The decision in Swift earlier in the month significantly changes how this head of loss is assessed in catastrophic injury cases. In the ten days since the judgment was delivered, there have been (virtual) acres of technical commentary and various on-line briefings have been held, including two that we facilitated and including our spreadsheet (attached at the end of this blog) which performs the new calculation.
The purpose of this blog is therefore neither to provide an in-depth analysis of the decision nor to offer a ‘how to’ guide to the new approach – however, please don’t hesitate to get in touch with Andrew Hibbert or me if we can help with that – but rather to draw out core points, below, which have become a good deal clearer after considered reflection on the outcome.
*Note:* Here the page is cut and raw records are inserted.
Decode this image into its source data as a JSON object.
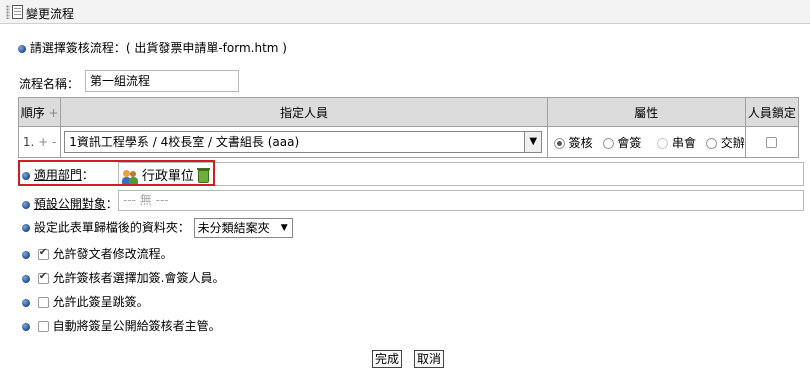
{
  "window": {
    "title": "變更流程"
  },
  "selected_flow": {
    "label": "請選擇簽核流程：",
    "value": "( 出貨發票申請單-form.htm )"
  },
  "flow_name": {
    "label": "流程名稱：",
    "value": "第一組流程"
  },
  "table": {
    "headers": {
      "seq": "順序",
      "seq_add": "+",
      "assignee": "指定人員",
      "attribute": "屬性",
      "lock": "人員鎖定"
    },
    "rows": [
      {
        "seq": "1.",
        "plus": "+",
        "minus": "-",
        "assignee": "1資訊工程學系 / 4校長室 / 文書組長 (aaa)",
        "options": [
          "簽核",
          "會簽",
          "串會",
          "交辦"
        ],
        "selected_option": "簽核",
        "locked": false
      }
    ]
  },
  "dept": {
    "label": "適用部門",
    "colon": "：",
    "value": "行政單位"
  },
  "public_target": {
    "label": "預設公開對象",
    "colon": "：",
    "placeholder": "--- 無 ---"
  },
  "archive": {
    "label": "設定此表單歸檔後的資料夾：",
    "value": "未分類結案夾"
  },
  "options": [
    {
      "label": "允許發文者修改流程。",
      "checked": true
    },
    {
      "label": "允許簽核者選擇加簽.會簽人員。",
      "checked": true
    },
    {
      "label": "允許此簽呈跳簽。",
      "checked": false
    },
    {
      "label": "自動將簽呈公開給簽核者主管。",
      "checked": false
    }
  ],
  "buttons": {
    "finish": "完成",
    "cancel": "取消"
  }
}
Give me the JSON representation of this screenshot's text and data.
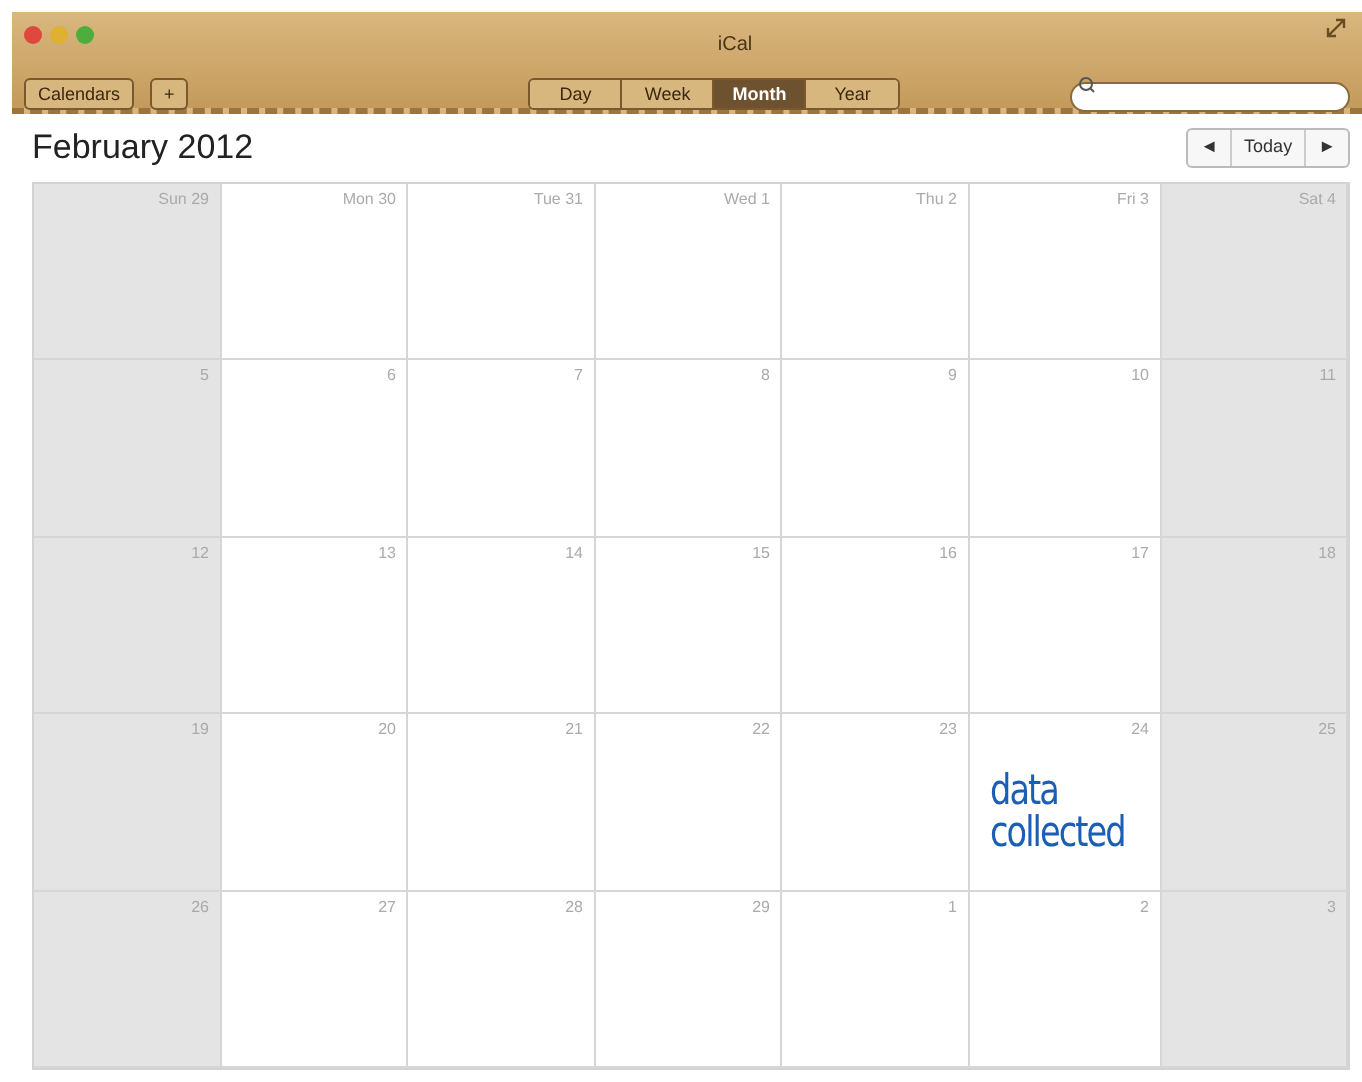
{
  "window": {
    "title": "iCal"
  },
  "toolbar": {
    "calendars_button": "Calendars",
    "add_button": "+",
    "views": [
      {
        "label": "Day",
        "selected": false
      },
      {
        "label": "Week",
        "selected": false
      },
      {
        "label": "Month",
        "selected": true
      },
      {
        "label": "Year",
        "selected": false
      }
    ]
  },
  "header": {
    "title": "February 2012",
    "prev": "◄",
    "today": "Today",
    "next": "►"
  },
  "weeks": [
    [
      {
        "label": "Sun 29",
        "weekend": true
      },
      {
        "label": "Mon 30",
        "weekend": false
      },
      {
        "label": "Tue 31",
        "weekend": false
      },
      {
        "label": "Wed 1",
        "weekend": false
      },
      {
        "label": "Thu 2",
        "weekend": false
      },
      {
        "label": "Fri 3",
        "weekend": false
      },
      {
        "label": "Sat 4",
        "weekend": true
      }
    ],
    [
      {
        "label": "5",
        "weekend": true
      },
      {
        "label": "6",
        "weekend": false
      },
      {
        "label": "7",
        "weekend": false
      },
      {
        "label": "8",
        "weekend": false
      },
      {
        "label": "9",
        "weekend": false
      },
      {
        "label": "10",
        "weekend": false
      },
      {
        "label": "11",
        "weekend": true
      }
    ],
    [
      {
        "label": "12",
        "weekend": true
      },
      {
        "label": "13",
        "weekend": false
      },
      {
        "label": "14",
        "weekend": false
      },
      {
        "label": "15",
        "weekend": false
      },
      {
        "label": "16",
        "weekend": false
      },
      {
        "label": "17",
        "weekend": false
      },
      {
        "label": "18",
        "weekend": true
      }
    ],
    [
      {
        "label": "19",
        "weekend": true
      },
      {
        "label": "20",
        "weekend": false
      },
      {
        "label": "21",
        "weekend": false
      },
      {
        "label": "22",
        "weekend": false
      },
      {
        "label": "23",
        "weekend": false
      },
      {
        "label": "24",
        "weekend": false,
        "event": {
          "text": "data collected",
          "color": "#1a5fb4"
        }
      },
      {
        "label": "25",
        "weekend": true
      }
    ],
    [
      {
        "label": "26",
        "weekend": true
      },
      {
        "label": "27",
        "weekend": false
      },
      {
        "label": "28",
        "weekend": false
      },
      {
        "label": "29",
        "weekend": false
      },
      {
        "label": "1",
        "weekend": false
      },
      {
        "label": "2",
        "weekend": false
      },
      {
        "label": "3",
        "weekend": true
      }
    ]
  ]
}
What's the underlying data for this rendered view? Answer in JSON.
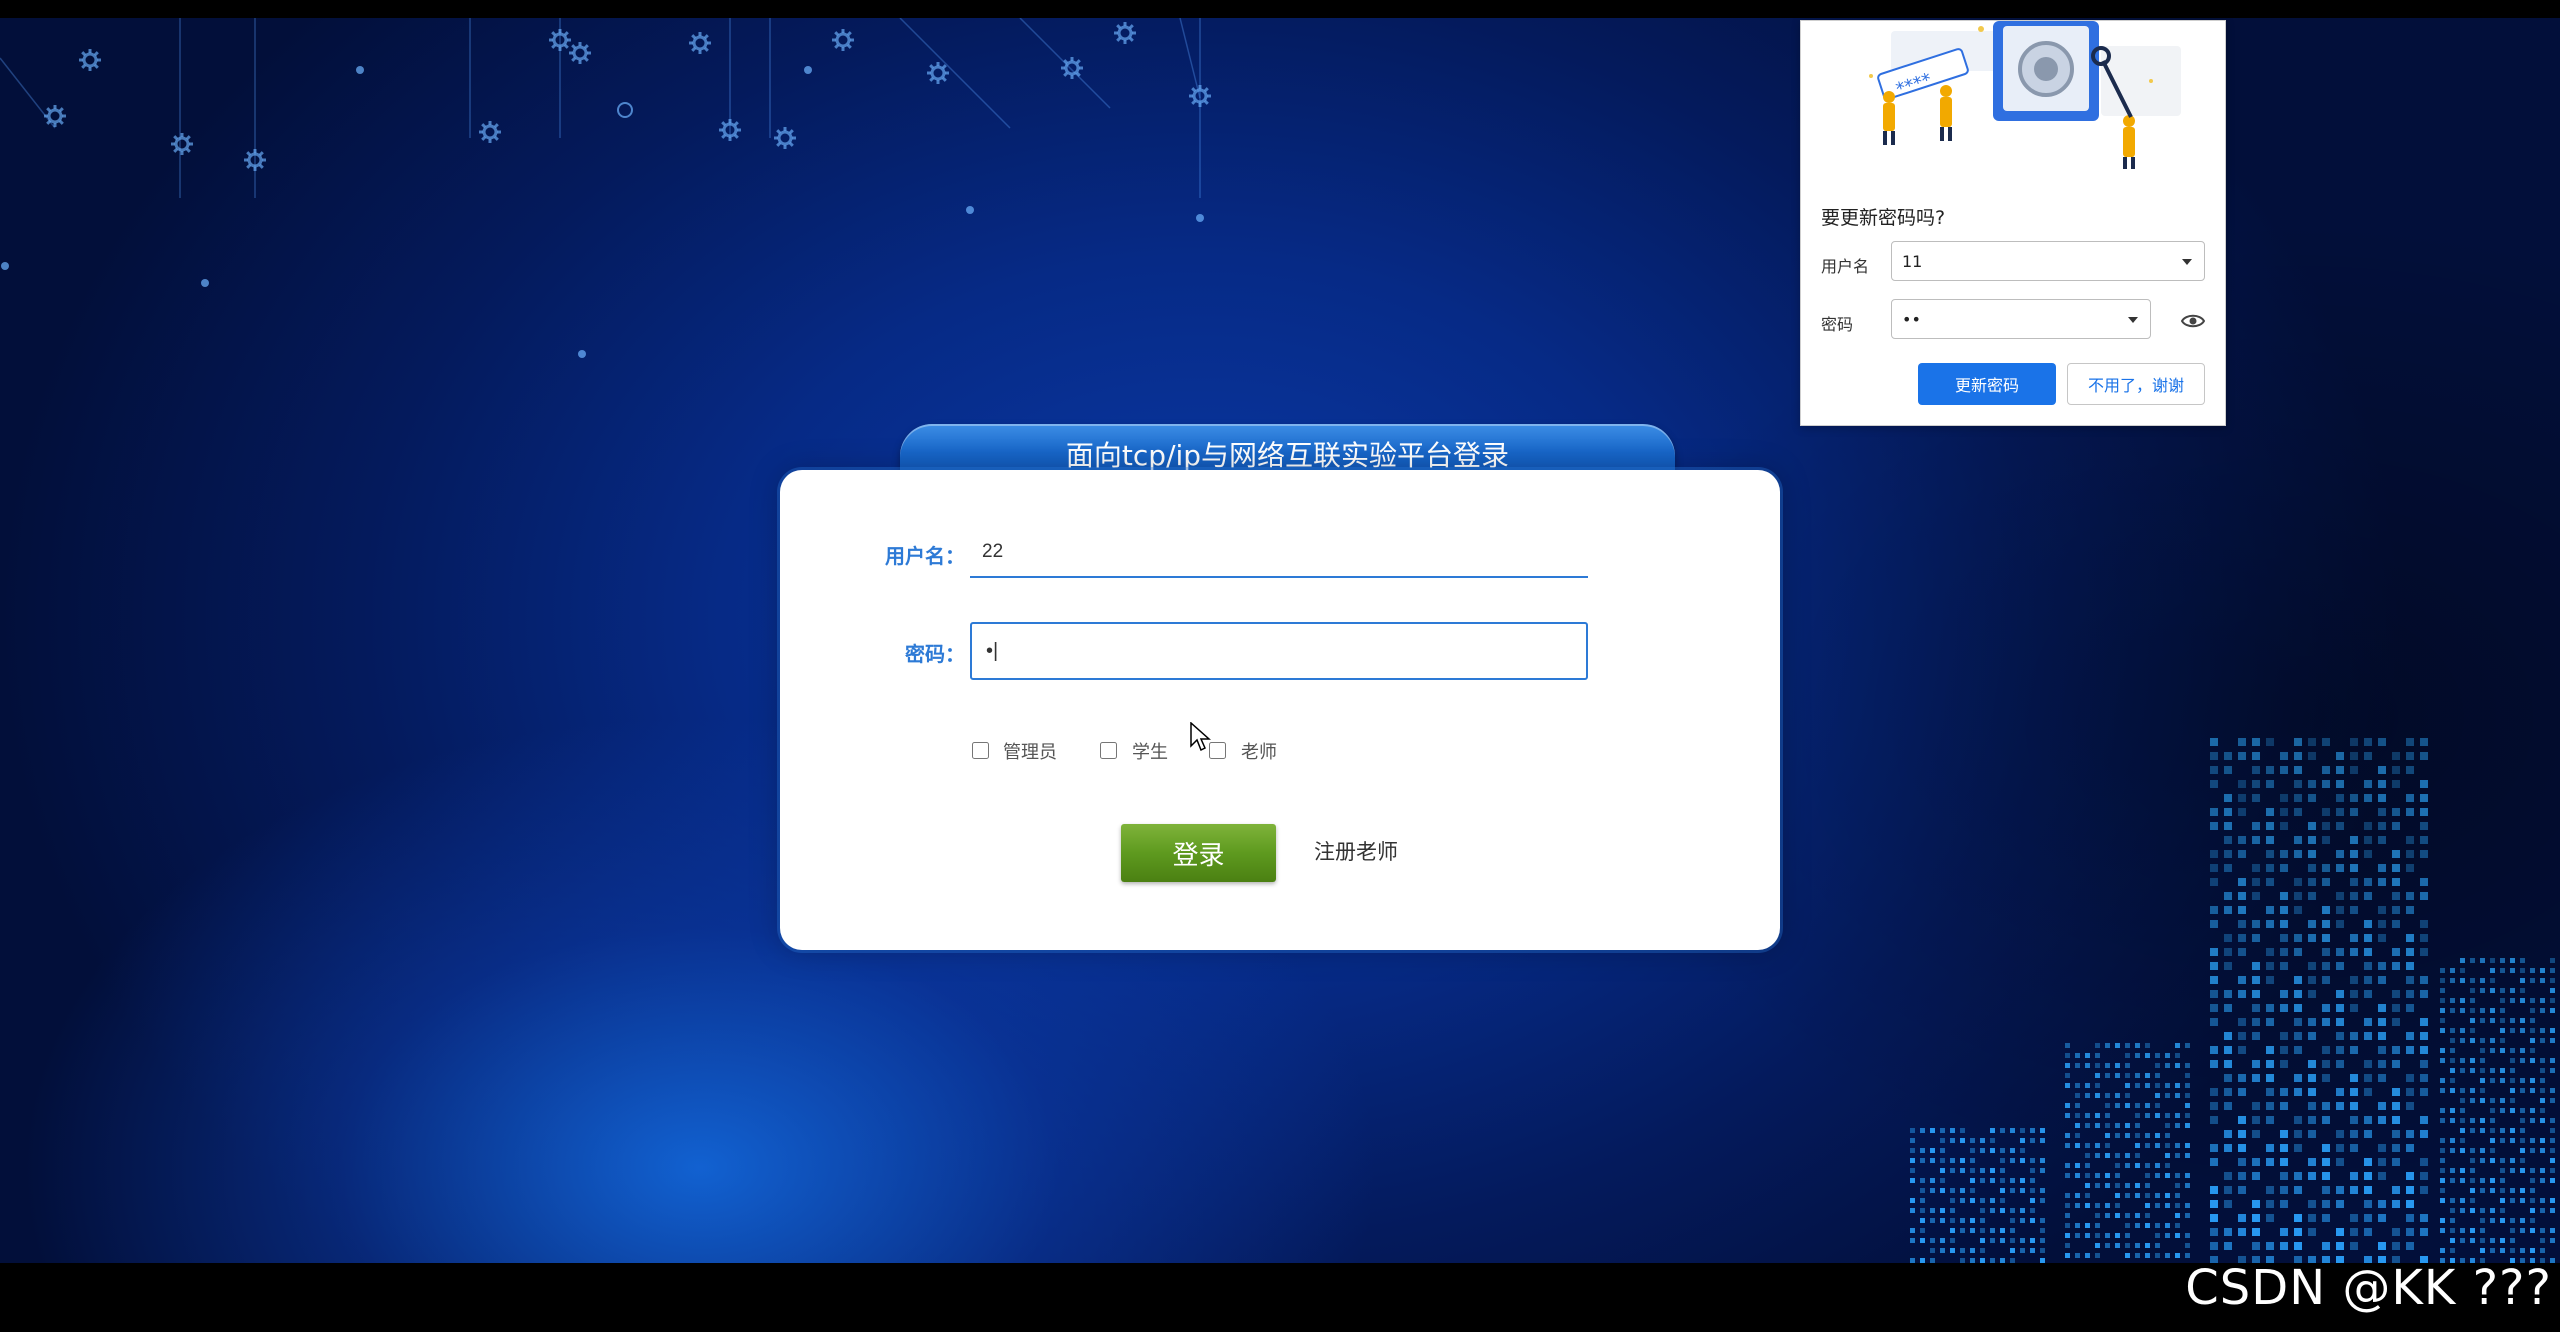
{
  "login": {
    "title": "面向tcp/ip与网络互联实验平台登录",
    "username_label": "用户名：",
    "username_value": "22",
    "password_label": "密码：",
    "password_value": "•|",
    "roles": [
      "管理员",
      "学生",
      "老师"
    ],
    "login_button": "登录",
    "register_link": "注册老师"
  },
  "password_popup": {
    "title": "要更新密码吗?",
    "username_label": "用户名",
    "username_value": "11",
    "password_label": "密码",
    "password_value": "••",
    "update_button": "更新密码",
    "decline_button": "不用了，谢谢",
    "illustration_text": "****"
  },
  "watermark": "CSDN @KK ???",
  "colors": {
    "accent_blue": "#2d7ad6",
    "login_green": "#5e9a1f",
    "popup_blue": "#1a73e8",
    "building_cyan": "#2aa3ff"
  },
  "icons": [
    "eye-icon",
    "cursor-icon",
    "dropdown-caret-icon",
    "gear-icon"
  ]
}
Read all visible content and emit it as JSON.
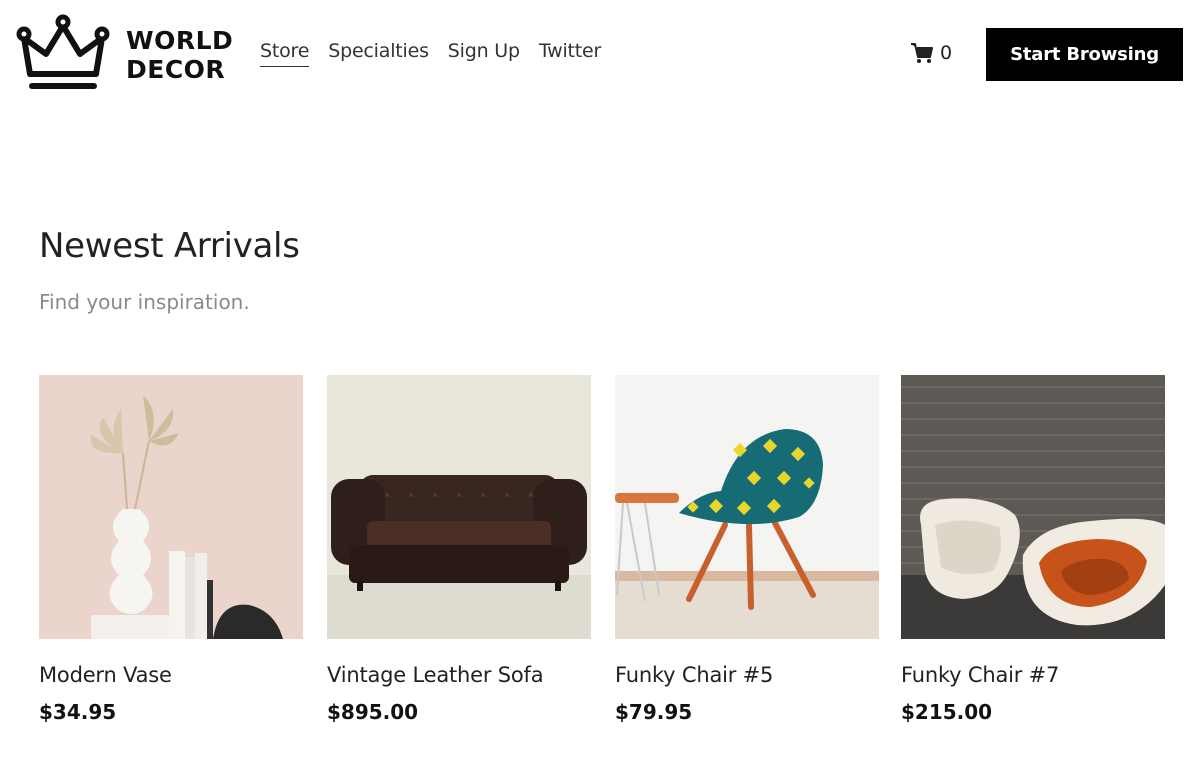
{
  "brand": {
    "line1": "WORLD",
    "line2": "DECOR",
    "logo_icon": "crown-icon"
  },
  "nav": {
    "items": [
      {
        "label": "Store",
        "active": true
      },
      {
        "label": "Specialties",
        "active": false
      },
      {
        "label": "Sign Up",
        "active": false
      },
      {
        "label": "Twitter",
        "active": false
      }
    ]
  },
  "cart": {
    "icon": "cart-icon",
    "count": "0"
  },
  "cta": {
    "label": "Start Browsing",
    "background": "#000000",
    "color": "#ffffff"
  },
  "main": {
    "title": "Newest Arrivals",
    "subtitle": "Find your inspiration."
  },
  "products": [
    {
      "name": "Modern Vase",
      "price": "$34.95"
    },
    {
      "name": "Vintage Leather Sofa",
      "price": "$895.00"
    },
    {
      "name": "Funky Chair #5",
      "price": "$79.95"
    },
    {
      "name": "Funky Chair #7",
      "price": "$215.00"
    }
  ]
}
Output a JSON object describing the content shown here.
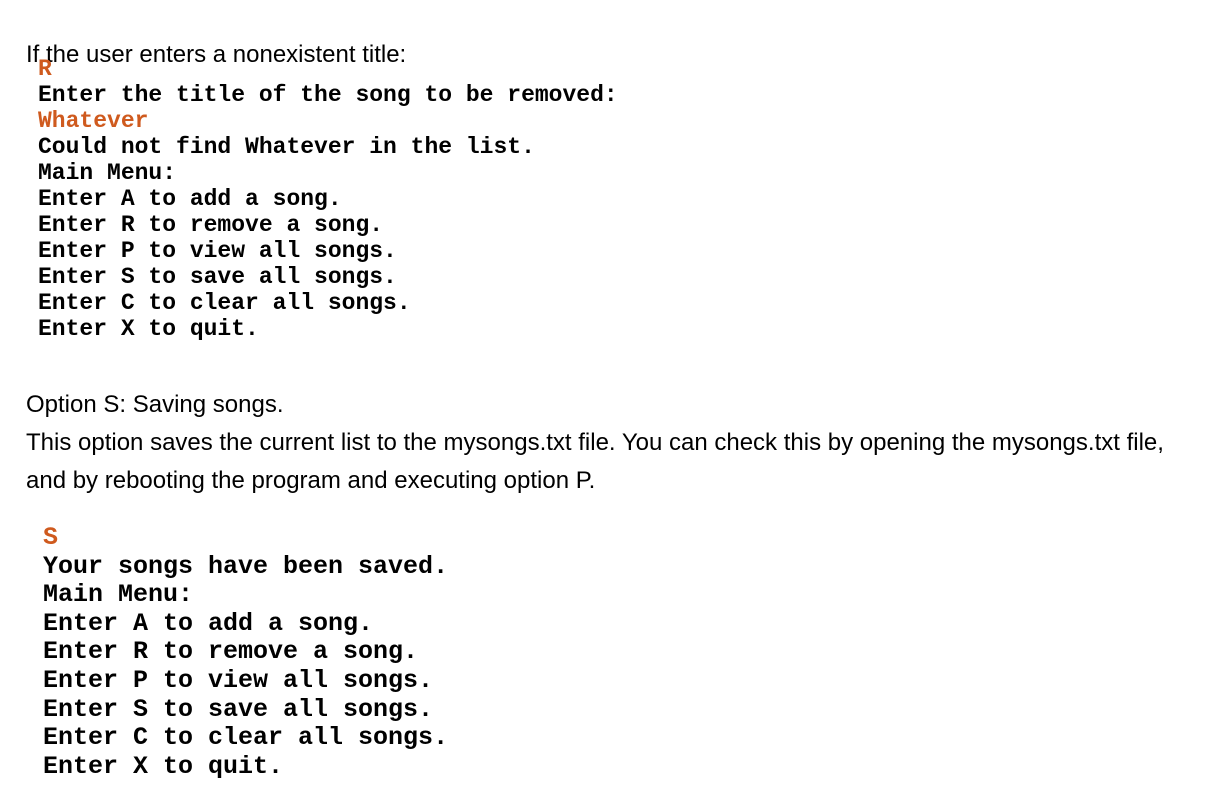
{
  "document": {
    "background_color": "#ffffff",
    "text_color": "#000000",
    "user_input_color": "#cf5a1e"
  },
  "intro": {
    "text": "If the user enters a nonexistent title:"
  },
  "console_remove": {
    "lines": [
      {
        "text": "R",
        "kind": "user-input"
      },
      {
        "text": "Enter the title of the song to be removed:",
        "kind": "output"
      },
      {
        "text": "Whatever",
        "kind": "user-input"
      },
      {
        "text": "Could not find Whatever in the list.",
        "kind": "output"
      },
      {
        "text": "Main Menu:",
        "kind": "output"
      },
      {
        "text": "Enter A to add a song.",
        "kind": "output"
      },
      {
        "text": "Enter R to remove a song.",
        "kind": "output"
      },
      {
        "text": "Enter P to view all songs.",
        "kind": "output"
      },
      {
        "text": "Enter S to save all songs.",
        "kind": "output"
      },
      {
        "text": "Enter C to clear all songs.",
        "kind": "output"
      },
      {
        "text": "Enter X to quit.",
        "kind": "output"
      }
    ]
  },
  "section": {
    "heading": "Option S: Saving songs.",
    "body": "This option saves the current list to the mysongs.txt file. You can check this by opening the mysongs.txt file, and by rebooting the program and executing option P."
  },
  "console_save": {
    "lines": [
      {
        "text": "S",
        "kind": "user-input"
      },
      {
        "text": "Your songs have been saved.",
        "kind": "output"
      },
      {
        "text": "Main Menu:",
        "kind": "output"
      },
      {
        "text": "Enter A to add a song.",
        "kind": "output"
      },
      {
        "text": "Enter R to remove a song.",
        "kind": "output"
      },
      {
        "text": "Enter P to view all songs.",
        "kind": "output"
      },
      {
        "text": "Enter S to save all songs.",
        "kind": "output"
      },
      {
        "text": "Enter C to clear all songs.",
        "kind": "output"
      },
      {
        "text": "Enter X to quit.",
        "kind": "output"
      }
    ]
  }
}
The court’s decisions in January & February on applications for permission to appeal were published just before the Easter break. Only a few of the cases in which permission was granted touch on issues relevant to casualty insurance. The legal aspects of fatal accidents happening abroad, but pursued before the English courts, will once again be examined by the court, which has granted permission in the complicated case of Four Seasons v Brownlie.
Vaughan v Ministry of Defence (MoD), a decision of William Davis J in May this year, raised the thorny subject of on or off duty status of service personnel undertaking adventure training. The decision could cut across to other civilian and business settings, for example at team building away days, free time at conferences, etc. The recent decision may be contrasted with a previous Court of Appeal case, Radclyffe v MoD, which was pursued by the same claimant firm and the same leading counsel.